The first Xevo mass spec, the Xevo TQ tandem quadrupole instrument, directed at food-safety, environmental, chemical, and pharmaceutical research, was introduced at the annual conference of the American Society for Mass Spectrometry last June. In January, Waters followed that up with the introduction of the Xevo QTof, billing it as the "most sensitive Q-TOF system ever." [See PM 01/15/09]
With the launch of the Xevo instruments, "mass spectrometry is officially going mainstream," Mary Ellen Goffredo, senior director of systems marketing for Water, said during the firm's press conference at Pittcon.
In particular, she said, the new instruments incorporate a new engineering philosophy dubbed "engineered simplicity," which aims to merge high performance in the instruments with easy usability. Mass spectrometry, Goffredo said, has been limited by its complexity, which has made reproducing experiments difficult, sometimes impossible.
"Imagine the effect on productivity," as a result, she said. With the Xevo line, researchers have been able to use it on the first try without any prior training on the platforms.
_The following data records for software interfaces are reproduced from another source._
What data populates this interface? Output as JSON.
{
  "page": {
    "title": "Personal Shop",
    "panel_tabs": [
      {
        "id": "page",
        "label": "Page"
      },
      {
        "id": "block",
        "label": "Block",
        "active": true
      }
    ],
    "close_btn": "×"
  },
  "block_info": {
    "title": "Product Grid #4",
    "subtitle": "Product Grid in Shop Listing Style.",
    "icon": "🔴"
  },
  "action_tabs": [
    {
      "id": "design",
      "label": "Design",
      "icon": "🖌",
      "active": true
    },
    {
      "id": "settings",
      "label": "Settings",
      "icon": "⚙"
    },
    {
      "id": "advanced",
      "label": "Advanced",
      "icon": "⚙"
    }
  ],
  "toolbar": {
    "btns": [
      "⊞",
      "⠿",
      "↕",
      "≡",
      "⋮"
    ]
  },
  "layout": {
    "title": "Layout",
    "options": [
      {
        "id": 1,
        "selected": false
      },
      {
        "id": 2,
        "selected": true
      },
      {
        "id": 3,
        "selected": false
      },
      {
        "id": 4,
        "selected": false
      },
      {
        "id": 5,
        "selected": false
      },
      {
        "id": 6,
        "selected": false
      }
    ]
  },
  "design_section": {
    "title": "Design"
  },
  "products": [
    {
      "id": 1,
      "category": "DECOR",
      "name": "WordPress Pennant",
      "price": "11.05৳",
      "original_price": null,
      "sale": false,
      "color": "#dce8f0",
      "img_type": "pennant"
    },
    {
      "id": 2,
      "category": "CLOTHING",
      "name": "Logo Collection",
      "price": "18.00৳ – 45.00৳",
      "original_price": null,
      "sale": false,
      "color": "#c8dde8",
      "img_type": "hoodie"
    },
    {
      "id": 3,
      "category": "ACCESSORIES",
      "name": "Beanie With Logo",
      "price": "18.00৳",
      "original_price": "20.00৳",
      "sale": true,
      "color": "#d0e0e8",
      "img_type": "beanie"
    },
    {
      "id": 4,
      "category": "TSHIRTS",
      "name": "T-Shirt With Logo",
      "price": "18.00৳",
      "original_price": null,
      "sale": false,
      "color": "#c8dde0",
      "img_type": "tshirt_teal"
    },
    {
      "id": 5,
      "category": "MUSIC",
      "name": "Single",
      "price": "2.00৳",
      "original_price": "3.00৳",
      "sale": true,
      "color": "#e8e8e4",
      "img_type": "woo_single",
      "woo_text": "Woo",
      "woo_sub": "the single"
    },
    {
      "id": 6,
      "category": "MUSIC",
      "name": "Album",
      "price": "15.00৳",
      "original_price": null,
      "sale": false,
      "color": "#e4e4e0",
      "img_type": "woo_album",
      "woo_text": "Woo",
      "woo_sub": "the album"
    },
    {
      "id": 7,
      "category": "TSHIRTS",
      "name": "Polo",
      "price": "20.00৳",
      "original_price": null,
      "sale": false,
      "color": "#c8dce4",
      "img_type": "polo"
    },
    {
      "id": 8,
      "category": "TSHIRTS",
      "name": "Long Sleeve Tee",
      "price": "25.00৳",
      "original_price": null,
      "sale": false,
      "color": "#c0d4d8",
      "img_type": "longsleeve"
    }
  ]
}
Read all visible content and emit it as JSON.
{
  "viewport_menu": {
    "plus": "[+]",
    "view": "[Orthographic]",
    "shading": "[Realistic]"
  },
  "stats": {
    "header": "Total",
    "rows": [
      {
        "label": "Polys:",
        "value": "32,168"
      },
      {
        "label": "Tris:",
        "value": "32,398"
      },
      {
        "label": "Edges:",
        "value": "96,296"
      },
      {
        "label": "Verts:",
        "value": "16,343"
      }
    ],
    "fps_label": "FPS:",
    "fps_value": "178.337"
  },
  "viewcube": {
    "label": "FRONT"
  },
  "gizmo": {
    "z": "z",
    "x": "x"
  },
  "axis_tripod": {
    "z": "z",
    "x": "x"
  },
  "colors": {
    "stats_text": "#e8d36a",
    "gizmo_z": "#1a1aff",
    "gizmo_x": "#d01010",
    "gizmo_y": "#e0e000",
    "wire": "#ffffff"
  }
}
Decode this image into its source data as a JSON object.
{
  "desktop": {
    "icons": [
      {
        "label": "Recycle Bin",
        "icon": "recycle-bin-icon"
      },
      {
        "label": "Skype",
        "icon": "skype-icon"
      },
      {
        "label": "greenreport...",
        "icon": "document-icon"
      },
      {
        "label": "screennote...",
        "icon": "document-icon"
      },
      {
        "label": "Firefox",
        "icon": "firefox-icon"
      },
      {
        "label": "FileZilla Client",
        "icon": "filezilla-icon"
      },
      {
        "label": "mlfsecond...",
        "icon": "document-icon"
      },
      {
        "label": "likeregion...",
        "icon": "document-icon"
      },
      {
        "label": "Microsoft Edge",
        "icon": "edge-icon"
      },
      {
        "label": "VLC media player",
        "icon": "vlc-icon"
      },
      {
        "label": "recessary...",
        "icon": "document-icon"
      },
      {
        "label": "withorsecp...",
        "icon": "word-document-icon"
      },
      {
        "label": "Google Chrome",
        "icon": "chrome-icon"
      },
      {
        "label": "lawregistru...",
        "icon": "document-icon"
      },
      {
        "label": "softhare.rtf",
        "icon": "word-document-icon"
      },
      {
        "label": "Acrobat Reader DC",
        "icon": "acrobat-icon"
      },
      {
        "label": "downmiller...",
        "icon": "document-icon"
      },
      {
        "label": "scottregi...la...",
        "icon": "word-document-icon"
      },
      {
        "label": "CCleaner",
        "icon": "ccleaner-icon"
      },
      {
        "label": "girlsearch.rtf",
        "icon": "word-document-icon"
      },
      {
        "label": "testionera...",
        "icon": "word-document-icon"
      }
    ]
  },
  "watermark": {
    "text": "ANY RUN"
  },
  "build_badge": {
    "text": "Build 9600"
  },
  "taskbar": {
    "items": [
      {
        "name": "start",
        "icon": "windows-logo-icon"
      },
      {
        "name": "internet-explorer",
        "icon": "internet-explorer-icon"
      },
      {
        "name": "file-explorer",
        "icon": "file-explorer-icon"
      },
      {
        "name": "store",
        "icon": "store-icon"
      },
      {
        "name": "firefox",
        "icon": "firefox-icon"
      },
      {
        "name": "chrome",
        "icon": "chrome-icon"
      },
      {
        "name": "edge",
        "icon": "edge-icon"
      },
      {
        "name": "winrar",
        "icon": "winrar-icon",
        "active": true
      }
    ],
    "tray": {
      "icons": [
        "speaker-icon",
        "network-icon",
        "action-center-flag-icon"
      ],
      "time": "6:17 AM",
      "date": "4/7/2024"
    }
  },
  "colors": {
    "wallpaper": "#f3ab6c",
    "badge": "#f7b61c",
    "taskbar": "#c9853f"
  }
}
During the company's presentation, Rohit Khanna, Waters' vice president of worldwide marketing, said that though the food-safety and environmental markets are the fastest growing segments, the company will continue to concentrate on building its pharmaceutical business, which comprises more than half of its total sales. Despite the pressures facing that industry, opportunities still remain fertile, Khanna said.
Drug makers remain interested in new technologies, he added, especially those that will help them "refine their processes."
Like its competitors, Waters will track government spending. "That's where you'll see a lot of investments shifting," Khanna said.
Thermo Fisher Scientific
Thermo Fisher Scientific launched no new platforms for proteomics and, indeed, had no news on the proteomics front as new mass specs were directed at food safety and routine analytical applications.
As for the company's business, Marc Caspar, executive vice president and COO, said that the company continues to see the first half of 2009 to be more challenging with the second half possibly improving.
Its industrial business is comparatively weaker than its life sciences and health care business, he added. Geographically, Asia remains Thermo Fisher's fastest grower.
The firm announced the release of the iMethod tests for mass spec-based testing of food and water quality and a project with Jupiter Environmental Laboratories to restore the Florida Everglades, but had nothing to say about its proteomics business.